These clashes, having taken place in the Albanian-inhabited regions of Macedonia, came as little surprise since the run-up to the elections was marred by violent incidents between supporters of the ethnic Albanian Democratic Union for Integration (DUI) party and its rival DPA. The shooting incident allegedly involved DUI members, and a DUI official rejected the police version, saying that interception of the group by plain-clothed police who had fired a shot into the air had led to chaos and further shooting.
Bulgaria’s Focus news agency reported that four people were wounded in a shooting at the Dame Gruev school, in Chair, an ethnic Albanian-populated area near Skopje.
There was also alleged election fraud, with claims of ballot boxes having been tampered with reportedly contributing to the outbreak of violent incidents. Allegedly, armed people had been threatening voters, the State Electoral Commission was quoted by Focus news agency as having told a news conference.
All this violence seriously undermined Macedonia’s position in the eyes of the international community.
“I deeply regret the violence which marred the elections. A day which should have been a peaceful demonstration of democratic values resulted instead in the loss of a life as well as injury to several people [...] Organised violence, intimidation and ballot stuffing in many places prevented citizens from exercising their democratic rights,” European Enlargement Commissioner Olli Rehn said.
The Organisation for Security and Co-operation in Europe, which monitored the elections, concluded that “key international standards were not met [...], as organised attempts to violently disrupt the electoral process in parts of the ethnic Albanian areas made it impossible for voters in many places to freely express their will”.
Bulgaria’s Foreign Ministry also declared its stance. The atmosphere in which snap parliamentary elections were held in Macedonia required all political parties in the country to assume their share of the “responsibility”, Foreign Ministry spokesperson Dimitar Tsanchev said in a statement.
In an attempt to mollify the severe criticism, Gruevski promised to hold a re-run of elections in areas where violence had prevented them being conducted peacefully. Scheduled for June 15, the re-run is bound to determine the West’s attitude to Macedonia, as it is a chance to either improve its current image and raise hopes for co-operation, or to permanently brand it a state that is shaky, turbulent and torn by ethnic rivalries.
“It is imperative that these re-runs are held in line with international standards [...] I underline that holding free and fair elections is an essential part of the political criteria of the EU accession process,” Rehn said.
In the meantime, Gruevski will spend some time deciding (or pretending he is deciding) which of the two rival Albanian parties to take on board in the next cabinet.
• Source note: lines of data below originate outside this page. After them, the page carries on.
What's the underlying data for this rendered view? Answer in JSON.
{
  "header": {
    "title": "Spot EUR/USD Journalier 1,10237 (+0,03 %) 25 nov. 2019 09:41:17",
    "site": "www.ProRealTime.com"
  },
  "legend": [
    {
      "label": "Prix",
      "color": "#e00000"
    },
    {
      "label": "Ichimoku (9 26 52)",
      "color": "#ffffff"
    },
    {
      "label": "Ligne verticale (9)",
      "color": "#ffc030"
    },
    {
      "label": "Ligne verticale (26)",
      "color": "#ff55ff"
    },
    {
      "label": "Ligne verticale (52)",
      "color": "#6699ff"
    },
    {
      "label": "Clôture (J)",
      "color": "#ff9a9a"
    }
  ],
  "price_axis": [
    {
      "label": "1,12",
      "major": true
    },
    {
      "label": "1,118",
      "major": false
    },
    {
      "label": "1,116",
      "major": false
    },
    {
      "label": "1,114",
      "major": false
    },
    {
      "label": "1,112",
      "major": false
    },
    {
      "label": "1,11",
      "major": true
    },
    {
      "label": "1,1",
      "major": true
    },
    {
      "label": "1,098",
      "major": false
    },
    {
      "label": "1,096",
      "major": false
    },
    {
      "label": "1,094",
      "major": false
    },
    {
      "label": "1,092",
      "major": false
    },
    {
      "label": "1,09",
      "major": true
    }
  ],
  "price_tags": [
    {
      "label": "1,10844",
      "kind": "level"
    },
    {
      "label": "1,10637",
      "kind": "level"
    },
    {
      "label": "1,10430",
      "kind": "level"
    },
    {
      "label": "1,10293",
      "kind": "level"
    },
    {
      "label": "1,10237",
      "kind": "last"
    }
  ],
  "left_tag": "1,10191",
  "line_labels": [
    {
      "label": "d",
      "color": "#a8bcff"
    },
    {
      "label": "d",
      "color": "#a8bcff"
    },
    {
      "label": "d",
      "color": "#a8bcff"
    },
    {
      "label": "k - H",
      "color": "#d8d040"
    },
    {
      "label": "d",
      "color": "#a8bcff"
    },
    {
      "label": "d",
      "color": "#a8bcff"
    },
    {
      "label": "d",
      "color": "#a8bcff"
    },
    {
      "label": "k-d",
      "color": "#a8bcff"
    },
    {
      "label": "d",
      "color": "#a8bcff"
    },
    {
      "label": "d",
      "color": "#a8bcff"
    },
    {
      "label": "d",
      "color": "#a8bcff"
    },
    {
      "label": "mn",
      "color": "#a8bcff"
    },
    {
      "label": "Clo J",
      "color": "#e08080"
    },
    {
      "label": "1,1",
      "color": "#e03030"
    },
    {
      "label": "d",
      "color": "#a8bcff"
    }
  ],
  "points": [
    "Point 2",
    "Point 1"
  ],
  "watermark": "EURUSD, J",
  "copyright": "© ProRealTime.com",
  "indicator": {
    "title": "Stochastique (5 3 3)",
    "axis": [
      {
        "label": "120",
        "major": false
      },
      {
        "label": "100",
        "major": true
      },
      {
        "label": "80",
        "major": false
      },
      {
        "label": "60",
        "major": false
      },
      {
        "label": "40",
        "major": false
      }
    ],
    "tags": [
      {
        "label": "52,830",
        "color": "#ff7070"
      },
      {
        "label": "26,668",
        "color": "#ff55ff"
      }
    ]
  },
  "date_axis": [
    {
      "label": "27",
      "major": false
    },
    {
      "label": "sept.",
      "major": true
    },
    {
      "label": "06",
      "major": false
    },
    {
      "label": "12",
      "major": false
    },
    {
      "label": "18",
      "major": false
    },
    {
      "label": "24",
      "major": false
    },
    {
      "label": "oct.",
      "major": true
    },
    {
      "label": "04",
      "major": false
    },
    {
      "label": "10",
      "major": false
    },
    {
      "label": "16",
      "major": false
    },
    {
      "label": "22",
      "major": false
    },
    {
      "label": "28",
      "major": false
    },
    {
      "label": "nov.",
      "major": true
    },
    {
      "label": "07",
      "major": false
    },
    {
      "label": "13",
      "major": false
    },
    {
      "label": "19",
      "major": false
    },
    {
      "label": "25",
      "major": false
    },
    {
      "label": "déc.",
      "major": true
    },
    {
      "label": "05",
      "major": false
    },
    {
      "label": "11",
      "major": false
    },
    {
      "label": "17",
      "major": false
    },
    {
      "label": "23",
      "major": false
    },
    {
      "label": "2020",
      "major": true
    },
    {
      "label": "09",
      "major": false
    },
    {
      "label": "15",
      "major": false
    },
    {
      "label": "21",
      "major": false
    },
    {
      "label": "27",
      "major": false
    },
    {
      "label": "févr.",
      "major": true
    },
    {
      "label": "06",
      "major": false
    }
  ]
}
Technically he needs none, but this way he can integrate the Albanians in the government of Macedonia, show ethnic tolerance and strengthen his majority. Although the DUI managed to collect a few more votes than the DPA, the two parties each won an equal number of seats in parliament – 13.
Gruevski’s obvious choice might be his current coalition partner, the DPA, but he clearly did not want to make hurried commitments. However, he said that, first, he will not hold any coalition talks before the re-runs and, second, he will ally with the Albanian party that has won the most votes, website Balkan Insight reported, quoting Gruevski as telling local A1 TV that “VMRO-DPMNE will enter a coalition with the one Albanian party that wins [the polls] among Albanians in a fair and democratic way”.